Answer: Carbohydrate. The average man should get a minimum of
60 percent of his daily calories from carbohydrate, no fewer than 10 percent
from protein and no more than 30 percent from fat.
As a man, which diseases do you need to worry about getting?
a. breast cancer
All of them. Though not as common among men as women, all of these conditions
can threaten a man's health.
If you exercise regularly, how much water should you be drinking
a. 4 to 6 glasses
b. 6 to 8 glasses
c. 10 to 11 glasses
Answer: Ten to 11 glasses. If you exercise regularly you'll need at
least two to three more glasses than the recommended eight per day if you
plan on improving your performance in the gym. Sports nutritionists say
that even mild dehydration can leave you weak and cut into your gains.
According to the National Men's Health Foundation, the life expectancy
of men continues to be an average of seven years less than women, despite
advances in medical technology and research. The foundation also reports
that almost four times as many men as women suffer heart attacks before
the age of 65, and 27 percent of men will die within one year after having
a heart attack.
The goal of National Men's Health Week, June 9 through 15, is to make
men more knowledgeable about their health and aware of the importance of
taking preventive health measures to increase the likelihood of longer,
This year, the American Academy of Family Physicians is joining the
National Men's Health Foundation to provide a nationwide educational campaign
to make men and their families aware of the importance of early detection
and treatment of common male health problems such as prostate cancer, heart
disease and testicular cancer.
"Much preventive health care is not high tech medicine, but it
is still very important and prevents future health problems. Besides checking
your blood pressure, weight and cholesterol, most of us benefit from periodically
reviewing our diet and exercise program with our physicians. I remain convinced
that many health problems are preventable by living a healthy lifestyle
while we are still in good health," Bergus says.
For more information on preventive medicine, the family physician and
men's health people may contact Bergus at 335-8456.
For more information on National Men's Health Week, contact Patrick
Taylor, (610) 967-8621, or visit their Web page at www.menshealth.com.
Men's Maintenance Manual is a free booklet that focuses on healthy living
for men offered by the National Men's Health Foundation. To receive a copy,
call 1-800-955-2002, or send a postcard with your name and address to:

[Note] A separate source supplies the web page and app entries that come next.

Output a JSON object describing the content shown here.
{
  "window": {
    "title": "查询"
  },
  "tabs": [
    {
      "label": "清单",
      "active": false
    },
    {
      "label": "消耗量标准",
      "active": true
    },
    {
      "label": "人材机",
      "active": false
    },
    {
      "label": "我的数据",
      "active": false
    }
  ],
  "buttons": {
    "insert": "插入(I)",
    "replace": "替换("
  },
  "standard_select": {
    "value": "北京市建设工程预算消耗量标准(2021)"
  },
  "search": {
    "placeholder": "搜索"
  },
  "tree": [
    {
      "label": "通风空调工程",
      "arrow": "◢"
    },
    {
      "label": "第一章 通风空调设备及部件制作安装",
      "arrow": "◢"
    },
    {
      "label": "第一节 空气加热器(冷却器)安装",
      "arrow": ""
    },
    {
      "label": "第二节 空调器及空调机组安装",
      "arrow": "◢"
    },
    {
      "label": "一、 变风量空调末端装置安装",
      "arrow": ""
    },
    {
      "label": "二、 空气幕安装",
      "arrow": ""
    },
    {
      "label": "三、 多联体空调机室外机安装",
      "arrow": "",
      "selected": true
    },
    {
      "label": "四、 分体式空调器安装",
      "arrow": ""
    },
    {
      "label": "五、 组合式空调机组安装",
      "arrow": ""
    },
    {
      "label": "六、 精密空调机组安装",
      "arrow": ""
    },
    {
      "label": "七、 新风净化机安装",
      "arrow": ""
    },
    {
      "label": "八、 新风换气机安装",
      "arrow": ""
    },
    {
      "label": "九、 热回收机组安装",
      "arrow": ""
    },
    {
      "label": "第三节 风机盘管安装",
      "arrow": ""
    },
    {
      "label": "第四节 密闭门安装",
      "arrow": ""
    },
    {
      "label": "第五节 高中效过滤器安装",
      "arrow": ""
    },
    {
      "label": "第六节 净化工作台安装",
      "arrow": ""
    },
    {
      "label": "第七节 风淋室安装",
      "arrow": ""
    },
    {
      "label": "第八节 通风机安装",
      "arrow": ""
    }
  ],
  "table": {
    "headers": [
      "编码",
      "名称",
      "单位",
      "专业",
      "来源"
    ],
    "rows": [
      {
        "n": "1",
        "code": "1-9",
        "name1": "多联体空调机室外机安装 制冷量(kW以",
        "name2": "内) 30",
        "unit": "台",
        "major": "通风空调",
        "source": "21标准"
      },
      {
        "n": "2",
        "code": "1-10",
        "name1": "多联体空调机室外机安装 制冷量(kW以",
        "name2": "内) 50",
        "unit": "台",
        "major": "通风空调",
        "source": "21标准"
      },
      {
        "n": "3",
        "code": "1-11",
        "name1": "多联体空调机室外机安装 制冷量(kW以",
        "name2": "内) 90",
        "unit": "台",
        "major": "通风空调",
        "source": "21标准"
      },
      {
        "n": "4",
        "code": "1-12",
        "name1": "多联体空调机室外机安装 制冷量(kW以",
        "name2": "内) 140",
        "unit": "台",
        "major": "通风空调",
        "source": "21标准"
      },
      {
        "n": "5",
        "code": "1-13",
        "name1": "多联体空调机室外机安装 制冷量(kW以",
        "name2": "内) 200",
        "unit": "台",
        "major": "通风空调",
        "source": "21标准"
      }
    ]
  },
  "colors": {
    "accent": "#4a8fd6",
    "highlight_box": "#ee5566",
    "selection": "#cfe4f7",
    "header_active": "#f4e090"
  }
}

"Men's Maintenance Manual," c/o 14 E. Minor St., Emmaus, Pa.
Note to editors: a fact sheet on men's health and multiple choice
questions are available. If interested, call L.E. Ohman at 335-6660.